A bequest is generally a revocable gift, which means it can be changed or modified at any time. You can choose to designate that a bequest be used for a general or specific purpose so you have the peace of mind knowing that your gift will be used as intended. Bequests are exempt from federal estate taxes. If you have a taxable estate, the estate tax charitable deduction may offset or eliminate estate taxes.
Types of Bequests
There are a number of ways you can make a bequest for Montserrat Jesuit Retreat House:
Specific Bequest. A specific bequest involves making a gift of a specific asset such as real estate, a car, other property or a gift for a specific dollar amount.

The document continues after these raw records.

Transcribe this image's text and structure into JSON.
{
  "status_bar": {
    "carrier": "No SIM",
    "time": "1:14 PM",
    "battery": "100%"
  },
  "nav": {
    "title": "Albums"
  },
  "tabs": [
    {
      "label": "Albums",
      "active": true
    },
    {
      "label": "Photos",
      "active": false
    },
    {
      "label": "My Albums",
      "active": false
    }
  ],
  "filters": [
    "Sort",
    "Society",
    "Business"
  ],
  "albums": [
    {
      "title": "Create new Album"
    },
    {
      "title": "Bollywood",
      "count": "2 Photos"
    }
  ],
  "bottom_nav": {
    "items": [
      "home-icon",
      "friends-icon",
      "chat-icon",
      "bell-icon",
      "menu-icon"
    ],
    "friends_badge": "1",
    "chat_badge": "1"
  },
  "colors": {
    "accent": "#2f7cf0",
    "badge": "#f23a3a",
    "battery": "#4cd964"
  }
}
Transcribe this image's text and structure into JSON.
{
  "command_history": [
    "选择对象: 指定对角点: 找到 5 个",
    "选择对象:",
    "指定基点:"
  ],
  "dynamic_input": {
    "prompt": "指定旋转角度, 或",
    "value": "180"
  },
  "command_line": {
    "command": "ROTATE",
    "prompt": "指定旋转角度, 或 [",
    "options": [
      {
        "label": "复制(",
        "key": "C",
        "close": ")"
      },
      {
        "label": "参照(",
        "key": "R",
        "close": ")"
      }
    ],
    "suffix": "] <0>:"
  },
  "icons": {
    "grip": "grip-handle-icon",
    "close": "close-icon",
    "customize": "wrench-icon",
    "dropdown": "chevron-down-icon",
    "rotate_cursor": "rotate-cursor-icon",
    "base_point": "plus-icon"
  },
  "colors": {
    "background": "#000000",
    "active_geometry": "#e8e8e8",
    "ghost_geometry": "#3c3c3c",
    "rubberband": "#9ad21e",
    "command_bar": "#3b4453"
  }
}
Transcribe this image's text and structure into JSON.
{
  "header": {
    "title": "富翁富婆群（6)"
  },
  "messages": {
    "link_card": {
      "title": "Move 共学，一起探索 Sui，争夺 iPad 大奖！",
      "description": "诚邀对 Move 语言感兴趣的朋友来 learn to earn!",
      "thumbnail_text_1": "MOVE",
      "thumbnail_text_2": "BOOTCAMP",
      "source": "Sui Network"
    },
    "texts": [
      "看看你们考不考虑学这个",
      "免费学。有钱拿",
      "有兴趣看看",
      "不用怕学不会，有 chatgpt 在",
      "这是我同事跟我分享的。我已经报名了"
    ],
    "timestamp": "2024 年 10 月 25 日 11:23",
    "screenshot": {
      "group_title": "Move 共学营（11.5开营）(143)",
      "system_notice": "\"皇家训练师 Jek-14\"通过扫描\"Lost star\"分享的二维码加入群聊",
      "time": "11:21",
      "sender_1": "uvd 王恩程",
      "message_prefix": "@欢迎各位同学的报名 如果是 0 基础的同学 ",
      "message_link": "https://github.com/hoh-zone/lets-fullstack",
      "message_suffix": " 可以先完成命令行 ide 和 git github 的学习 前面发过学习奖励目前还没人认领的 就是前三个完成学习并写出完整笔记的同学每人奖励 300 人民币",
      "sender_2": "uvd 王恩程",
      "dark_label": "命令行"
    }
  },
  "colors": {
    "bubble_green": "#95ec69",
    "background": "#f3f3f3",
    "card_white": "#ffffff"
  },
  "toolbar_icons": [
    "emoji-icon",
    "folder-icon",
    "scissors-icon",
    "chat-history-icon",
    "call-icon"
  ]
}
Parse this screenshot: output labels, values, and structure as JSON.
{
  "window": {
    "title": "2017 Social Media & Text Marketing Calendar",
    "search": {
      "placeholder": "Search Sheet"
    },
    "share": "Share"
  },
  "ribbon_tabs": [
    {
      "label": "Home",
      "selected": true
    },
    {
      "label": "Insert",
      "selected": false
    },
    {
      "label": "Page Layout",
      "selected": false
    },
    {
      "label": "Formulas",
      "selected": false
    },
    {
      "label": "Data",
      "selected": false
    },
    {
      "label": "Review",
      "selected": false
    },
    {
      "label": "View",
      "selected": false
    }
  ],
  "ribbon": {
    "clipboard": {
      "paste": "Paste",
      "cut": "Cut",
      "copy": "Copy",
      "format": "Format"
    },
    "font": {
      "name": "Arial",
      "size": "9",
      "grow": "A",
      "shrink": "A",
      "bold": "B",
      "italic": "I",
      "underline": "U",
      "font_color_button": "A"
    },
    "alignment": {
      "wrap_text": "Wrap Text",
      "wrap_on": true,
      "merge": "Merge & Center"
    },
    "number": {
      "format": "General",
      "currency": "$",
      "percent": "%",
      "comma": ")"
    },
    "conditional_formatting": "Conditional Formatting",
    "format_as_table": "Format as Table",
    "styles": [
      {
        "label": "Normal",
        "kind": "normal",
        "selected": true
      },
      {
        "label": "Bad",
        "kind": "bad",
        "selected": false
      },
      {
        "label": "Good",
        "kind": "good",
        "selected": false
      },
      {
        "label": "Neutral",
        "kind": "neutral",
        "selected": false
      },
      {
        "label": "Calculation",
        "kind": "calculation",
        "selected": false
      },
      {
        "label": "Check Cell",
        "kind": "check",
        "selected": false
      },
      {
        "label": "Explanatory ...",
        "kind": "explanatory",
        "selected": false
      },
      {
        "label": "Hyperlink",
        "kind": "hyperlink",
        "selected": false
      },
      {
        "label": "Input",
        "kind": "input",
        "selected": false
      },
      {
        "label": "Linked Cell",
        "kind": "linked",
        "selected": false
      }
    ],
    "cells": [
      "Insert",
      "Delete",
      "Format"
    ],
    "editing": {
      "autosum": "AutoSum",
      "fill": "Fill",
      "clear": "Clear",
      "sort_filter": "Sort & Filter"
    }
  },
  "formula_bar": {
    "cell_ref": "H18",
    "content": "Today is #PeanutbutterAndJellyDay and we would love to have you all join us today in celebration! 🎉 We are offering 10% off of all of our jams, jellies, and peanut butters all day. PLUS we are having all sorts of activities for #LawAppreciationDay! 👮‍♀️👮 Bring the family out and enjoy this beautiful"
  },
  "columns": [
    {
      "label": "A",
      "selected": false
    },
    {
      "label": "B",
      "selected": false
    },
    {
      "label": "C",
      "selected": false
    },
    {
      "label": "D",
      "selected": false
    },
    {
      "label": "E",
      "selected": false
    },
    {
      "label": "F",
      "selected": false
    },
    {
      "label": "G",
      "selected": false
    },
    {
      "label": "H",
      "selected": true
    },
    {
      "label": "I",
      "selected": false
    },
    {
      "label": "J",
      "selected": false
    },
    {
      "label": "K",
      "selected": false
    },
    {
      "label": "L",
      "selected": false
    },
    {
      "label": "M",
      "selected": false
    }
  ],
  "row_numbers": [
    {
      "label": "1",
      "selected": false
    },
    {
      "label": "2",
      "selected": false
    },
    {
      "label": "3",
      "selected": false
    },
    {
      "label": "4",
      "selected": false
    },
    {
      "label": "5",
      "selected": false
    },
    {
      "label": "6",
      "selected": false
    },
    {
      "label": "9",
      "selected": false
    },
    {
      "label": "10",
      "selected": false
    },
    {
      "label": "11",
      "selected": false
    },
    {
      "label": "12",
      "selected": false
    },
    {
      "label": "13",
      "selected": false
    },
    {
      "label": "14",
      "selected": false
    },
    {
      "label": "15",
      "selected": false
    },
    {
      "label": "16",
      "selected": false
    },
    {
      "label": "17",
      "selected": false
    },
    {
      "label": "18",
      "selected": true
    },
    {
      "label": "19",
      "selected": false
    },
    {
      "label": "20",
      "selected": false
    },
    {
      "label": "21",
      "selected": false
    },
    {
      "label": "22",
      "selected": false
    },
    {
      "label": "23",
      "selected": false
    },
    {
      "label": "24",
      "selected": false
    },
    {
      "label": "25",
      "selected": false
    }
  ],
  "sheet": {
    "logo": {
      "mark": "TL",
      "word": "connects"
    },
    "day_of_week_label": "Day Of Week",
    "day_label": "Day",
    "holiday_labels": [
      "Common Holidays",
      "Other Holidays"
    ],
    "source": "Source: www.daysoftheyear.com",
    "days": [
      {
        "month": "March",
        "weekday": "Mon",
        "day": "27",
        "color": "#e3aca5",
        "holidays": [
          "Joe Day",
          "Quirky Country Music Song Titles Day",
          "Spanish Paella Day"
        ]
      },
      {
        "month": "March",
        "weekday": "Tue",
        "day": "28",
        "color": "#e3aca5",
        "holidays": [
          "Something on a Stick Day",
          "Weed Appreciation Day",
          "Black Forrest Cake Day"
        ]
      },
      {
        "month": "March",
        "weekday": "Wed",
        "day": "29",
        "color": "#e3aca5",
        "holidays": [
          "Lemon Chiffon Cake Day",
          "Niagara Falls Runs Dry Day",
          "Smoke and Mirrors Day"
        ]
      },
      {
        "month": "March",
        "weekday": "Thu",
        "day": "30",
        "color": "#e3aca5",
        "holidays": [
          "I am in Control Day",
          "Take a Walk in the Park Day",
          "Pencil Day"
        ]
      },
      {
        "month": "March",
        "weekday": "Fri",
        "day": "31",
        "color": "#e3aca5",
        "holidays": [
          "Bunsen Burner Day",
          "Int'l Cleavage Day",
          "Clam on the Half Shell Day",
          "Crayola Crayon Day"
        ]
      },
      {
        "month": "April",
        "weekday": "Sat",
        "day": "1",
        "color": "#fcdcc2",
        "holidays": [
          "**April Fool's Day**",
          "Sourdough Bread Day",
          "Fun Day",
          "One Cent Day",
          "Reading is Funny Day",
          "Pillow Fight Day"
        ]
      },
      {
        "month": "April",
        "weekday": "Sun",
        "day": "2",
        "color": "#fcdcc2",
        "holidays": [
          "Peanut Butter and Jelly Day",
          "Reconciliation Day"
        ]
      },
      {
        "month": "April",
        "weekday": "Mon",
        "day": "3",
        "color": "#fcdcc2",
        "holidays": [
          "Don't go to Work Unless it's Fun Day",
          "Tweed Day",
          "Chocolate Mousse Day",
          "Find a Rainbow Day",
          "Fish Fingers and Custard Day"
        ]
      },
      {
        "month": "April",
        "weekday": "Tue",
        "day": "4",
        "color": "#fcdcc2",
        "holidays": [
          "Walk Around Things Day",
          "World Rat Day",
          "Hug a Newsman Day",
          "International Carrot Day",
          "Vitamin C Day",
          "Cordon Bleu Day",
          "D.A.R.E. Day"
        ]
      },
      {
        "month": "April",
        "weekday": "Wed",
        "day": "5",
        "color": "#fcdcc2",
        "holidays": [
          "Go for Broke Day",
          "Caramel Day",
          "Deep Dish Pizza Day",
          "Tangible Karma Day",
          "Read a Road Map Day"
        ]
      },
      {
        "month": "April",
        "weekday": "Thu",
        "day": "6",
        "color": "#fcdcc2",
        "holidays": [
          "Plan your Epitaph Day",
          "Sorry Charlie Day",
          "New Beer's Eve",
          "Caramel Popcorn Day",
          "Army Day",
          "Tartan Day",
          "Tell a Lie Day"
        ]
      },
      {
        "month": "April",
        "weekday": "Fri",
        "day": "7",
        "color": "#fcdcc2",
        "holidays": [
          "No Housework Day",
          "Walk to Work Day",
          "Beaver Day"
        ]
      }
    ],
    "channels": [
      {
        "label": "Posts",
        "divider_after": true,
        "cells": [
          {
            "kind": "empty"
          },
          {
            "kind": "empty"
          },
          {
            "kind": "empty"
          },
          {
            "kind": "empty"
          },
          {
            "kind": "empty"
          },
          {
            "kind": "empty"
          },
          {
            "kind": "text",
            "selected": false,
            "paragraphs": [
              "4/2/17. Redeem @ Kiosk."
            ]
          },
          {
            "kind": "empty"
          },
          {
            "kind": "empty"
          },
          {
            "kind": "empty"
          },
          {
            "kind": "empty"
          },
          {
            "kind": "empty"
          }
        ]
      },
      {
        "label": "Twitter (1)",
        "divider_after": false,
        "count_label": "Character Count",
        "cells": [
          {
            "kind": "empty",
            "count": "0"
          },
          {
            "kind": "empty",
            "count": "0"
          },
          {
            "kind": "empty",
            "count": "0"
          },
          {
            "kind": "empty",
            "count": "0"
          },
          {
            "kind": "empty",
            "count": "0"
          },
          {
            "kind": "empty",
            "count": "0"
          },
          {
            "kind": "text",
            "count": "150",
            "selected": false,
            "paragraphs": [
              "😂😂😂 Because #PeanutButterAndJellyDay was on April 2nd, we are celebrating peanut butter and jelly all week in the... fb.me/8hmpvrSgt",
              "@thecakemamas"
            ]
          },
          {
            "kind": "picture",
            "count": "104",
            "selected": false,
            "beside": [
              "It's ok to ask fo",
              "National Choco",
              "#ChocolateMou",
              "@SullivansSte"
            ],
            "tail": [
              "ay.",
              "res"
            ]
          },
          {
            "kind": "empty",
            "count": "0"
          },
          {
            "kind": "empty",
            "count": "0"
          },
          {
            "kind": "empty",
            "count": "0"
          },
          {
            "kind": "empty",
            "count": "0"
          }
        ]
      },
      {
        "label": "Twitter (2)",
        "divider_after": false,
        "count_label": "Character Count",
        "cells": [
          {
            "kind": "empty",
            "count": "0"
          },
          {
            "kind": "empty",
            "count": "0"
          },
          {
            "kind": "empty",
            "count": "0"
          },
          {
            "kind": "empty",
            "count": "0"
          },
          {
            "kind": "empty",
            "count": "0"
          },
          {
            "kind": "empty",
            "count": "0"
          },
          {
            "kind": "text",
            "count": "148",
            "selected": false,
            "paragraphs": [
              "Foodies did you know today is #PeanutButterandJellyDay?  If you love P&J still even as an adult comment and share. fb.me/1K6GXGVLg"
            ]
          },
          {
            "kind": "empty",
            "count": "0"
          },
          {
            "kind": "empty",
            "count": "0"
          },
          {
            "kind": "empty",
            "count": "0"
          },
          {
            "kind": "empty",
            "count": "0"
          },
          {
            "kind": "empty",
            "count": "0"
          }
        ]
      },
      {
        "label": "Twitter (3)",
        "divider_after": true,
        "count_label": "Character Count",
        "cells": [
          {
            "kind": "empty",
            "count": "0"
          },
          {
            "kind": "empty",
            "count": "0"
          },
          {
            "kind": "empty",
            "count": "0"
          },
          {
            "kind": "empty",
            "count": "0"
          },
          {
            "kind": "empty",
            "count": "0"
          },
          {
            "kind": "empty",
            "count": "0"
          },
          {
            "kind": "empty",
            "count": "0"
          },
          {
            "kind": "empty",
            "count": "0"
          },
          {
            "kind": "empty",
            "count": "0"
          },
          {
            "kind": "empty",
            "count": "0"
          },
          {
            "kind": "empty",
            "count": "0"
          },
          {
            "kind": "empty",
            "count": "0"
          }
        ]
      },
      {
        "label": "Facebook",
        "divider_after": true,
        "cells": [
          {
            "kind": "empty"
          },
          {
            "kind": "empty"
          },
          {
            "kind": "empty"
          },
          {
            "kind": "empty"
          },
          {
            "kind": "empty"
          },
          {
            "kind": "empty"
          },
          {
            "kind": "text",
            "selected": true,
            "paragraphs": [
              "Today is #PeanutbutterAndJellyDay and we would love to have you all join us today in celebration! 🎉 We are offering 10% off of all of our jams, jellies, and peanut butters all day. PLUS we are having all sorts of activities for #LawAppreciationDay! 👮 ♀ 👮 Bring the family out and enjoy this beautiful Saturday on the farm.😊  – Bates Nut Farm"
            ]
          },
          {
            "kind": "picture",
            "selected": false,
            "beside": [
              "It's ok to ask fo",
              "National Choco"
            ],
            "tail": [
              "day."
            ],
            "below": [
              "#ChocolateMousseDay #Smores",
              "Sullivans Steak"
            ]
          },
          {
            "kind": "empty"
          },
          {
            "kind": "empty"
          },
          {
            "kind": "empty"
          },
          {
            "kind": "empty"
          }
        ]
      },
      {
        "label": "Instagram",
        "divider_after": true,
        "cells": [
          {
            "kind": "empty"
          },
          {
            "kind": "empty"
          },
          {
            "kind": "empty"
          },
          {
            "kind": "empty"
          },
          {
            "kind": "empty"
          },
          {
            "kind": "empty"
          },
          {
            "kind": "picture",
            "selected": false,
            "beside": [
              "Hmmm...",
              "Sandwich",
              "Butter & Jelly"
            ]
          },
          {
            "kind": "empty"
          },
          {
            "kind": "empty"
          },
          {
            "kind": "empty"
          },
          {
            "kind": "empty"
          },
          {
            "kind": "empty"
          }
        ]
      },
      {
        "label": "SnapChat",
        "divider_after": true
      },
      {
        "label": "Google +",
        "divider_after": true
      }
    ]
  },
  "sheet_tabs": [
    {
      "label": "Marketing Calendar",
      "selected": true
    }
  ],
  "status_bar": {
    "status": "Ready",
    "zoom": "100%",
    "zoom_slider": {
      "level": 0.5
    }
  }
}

Percentage Bequest. Another kind of specific bequest involves leaving a specific percentage of your overall estate to charity.
Residual Bequest. A residual bequest is made from the balance of an estate after the will or trust has given away each of the specific bequests. A common residual bequest involves leaving a percentage of the residue of the estate to charity.
Contingent Bequest. A contingent bequest is made to charity only if the purpose of the primary bequest cannot be met. For example, you could leave specific property, such as a vacation home, to a relative, but the bequest language could provide that if the relative is not alive at the time of your death, the vacation home will go to charity.
Click here for specific wording options for your will or trust.